In California, United States, two kidney donors and their recipients — each other’s parents — held a virtual reunion on April 22, 2021, during National Donate Life month.
Just a few weeks before the reunion, the two families had never met but are now connected through the gift of life and say they’re grateful their paths crossed in this unconventional way.
Their transplant journeys are similar. Brittin Gillespie, 31, of Bishop, California, wanted to donate to her father, Jeff Aukee, 56, who was battling kidney disease with thrice-weekly dialysis treatments, but she was not a match. Three hundred miles (about 480 kilometers) away in Santa Maria, California, 32-year-old Jason Turton wanted to help his mother, Carolyn Turton, 63, suffering from stage 4 kidney failure, but was also not a match.
Thankfully, all four were enrolled in kidney swap programs via Loma Linda University Health and Sutter Health’s California Pacific Medical Center (CPMC), making a paired exchange possible.
Mixed and Matched
Paired kidney exchange allows would-be recipients with willing yet incompatible donors — such as a spouse, sibling (in this case child to parent), relative, or friend — to match up with other donor-recipient pairs in the same situation.
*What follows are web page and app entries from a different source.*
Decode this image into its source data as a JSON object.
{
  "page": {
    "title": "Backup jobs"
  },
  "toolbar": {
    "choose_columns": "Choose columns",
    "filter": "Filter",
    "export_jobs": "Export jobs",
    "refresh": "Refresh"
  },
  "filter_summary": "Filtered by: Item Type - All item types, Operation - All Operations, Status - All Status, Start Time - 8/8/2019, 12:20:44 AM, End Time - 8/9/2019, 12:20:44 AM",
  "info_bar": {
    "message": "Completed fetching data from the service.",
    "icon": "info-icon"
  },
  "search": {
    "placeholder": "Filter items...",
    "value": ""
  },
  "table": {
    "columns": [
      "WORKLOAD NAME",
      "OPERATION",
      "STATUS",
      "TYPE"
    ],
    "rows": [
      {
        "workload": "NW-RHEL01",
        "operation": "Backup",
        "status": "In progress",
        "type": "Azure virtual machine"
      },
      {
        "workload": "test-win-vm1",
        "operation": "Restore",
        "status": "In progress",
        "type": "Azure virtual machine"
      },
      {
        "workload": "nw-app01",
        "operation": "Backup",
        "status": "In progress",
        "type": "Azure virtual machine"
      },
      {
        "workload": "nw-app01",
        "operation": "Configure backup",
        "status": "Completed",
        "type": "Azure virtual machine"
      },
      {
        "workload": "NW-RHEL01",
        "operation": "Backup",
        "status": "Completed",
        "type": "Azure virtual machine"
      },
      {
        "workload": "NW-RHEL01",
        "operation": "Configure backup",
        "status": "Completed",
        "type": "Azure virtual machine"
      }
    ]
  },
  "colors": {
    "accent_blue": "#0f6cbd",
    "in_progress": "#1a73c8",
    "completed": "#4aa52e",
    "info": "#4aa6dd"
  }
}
Michael E. de Vera, director of the Loma Linda University Transplant Institute, said kidney exchanges like these, in which two young donors give their kidneys to one another’s parents, are uncommon.
“About a thousand kidney swaps between two or more pairs of recipients and donors occur in the U.S. every year,” de Vera said. “Of those swaps, only a few of them constitute situations like this, where two young donors swap their kidneys to recipients who happen to be each other’s parents.”
Brittin donated her kidney to Carolyn, while Jason donated his kidney to Jeff. All four surgeries took place on March 23, with the donor kidneys being flown commercially, one from Los Angeles to San Francisco and the other in the reverse direction.
Sherri Dixon, who coordinates Loma Linda University Health’s living donor kidney transplants, said paired exchanges like these are unforgettable experiences that bond donors and recipients together forever.
Brittin had no second thoughts about donating to a stranger. “People who knew of my dad’s situation and who knew I was on a transplant list were surprised that I was willing to undergo such a big surgery. But when it’s your parent or loved one in need, you’d do whatever it takes to see them healthy and well,” she said.
The same goes for Jason. “My mom is getting a kidney, and I'm helping someone else. It was an easy decision,” he said.
Virtual “Swap” Meets
While identities of organ donors and recipients are concealed to protect patient privacy, Brittin found Jason through hashtags and geotags on Instagram, where he had shared updates and photos from his and Carolyn’s transplantation at CPMC.
Brittin remembers matching up the surgery date on his social posts and cautiously reaching out. Her message to Jason: “If you named your kidney ‘Leroy,’ I think you were the one who donated to my dad!”
Jason was elated to hear from Brittin and explained how, as a joke early on, he had named his kidney Leroy to bring laughter and lightness to his family’s situation — and it stuck. Even the care teams at both Loma Linda University Health and Sutter’s CPMC started calling the kidney Leroy.
“It’s cool to think that everyone was in on it and kept it going,” Jason said with a chuckle.
Jeff and Jason even talked about Leroy at the virtual meet.
“Ol’ Leroy is doing wonders. I’m a healthy guy now. I can go back to doing what I love … being a grandpa to my three grandboys,” Jeff said.
During the 30-minute Zoom session, the group was eager to finally see one another’s faces. They smiled, laughed, and enjoyed each other’s company, all saying they were pleased that each was recovering so well.
Carolyn, too, said she couldn’t thank Brittin enough. “You’ve changed my life,” she said. She had a keychain made for Brittin with the transplant date, and also a pillow with both their names linked by the words “Donate Life” and a kidney graphic.
Forever connected, this foursome hopes their story inspires others to learn about living organ donation and possibly even to give.
“I would do it again a hundred times over. It was so worth it,” Brittin said.
About the Living Kidney Donor Program
Although many transplanted kidneys come from people who have died, patients in need can receive a kidney from a loved one or altruistic stranger through the living donor program. A series of tests are conducted to make sure the donor and recipient are a match. While kidneys are the most common organs donated by living donors, living individuals can also donate portions of a lung, pancreas, liver, or intestines. The Loma Linda University Transplant Institute’s website has information about the process of being a living kidney donor.
The original version of this story was posted on the Loma Linda University Health news site.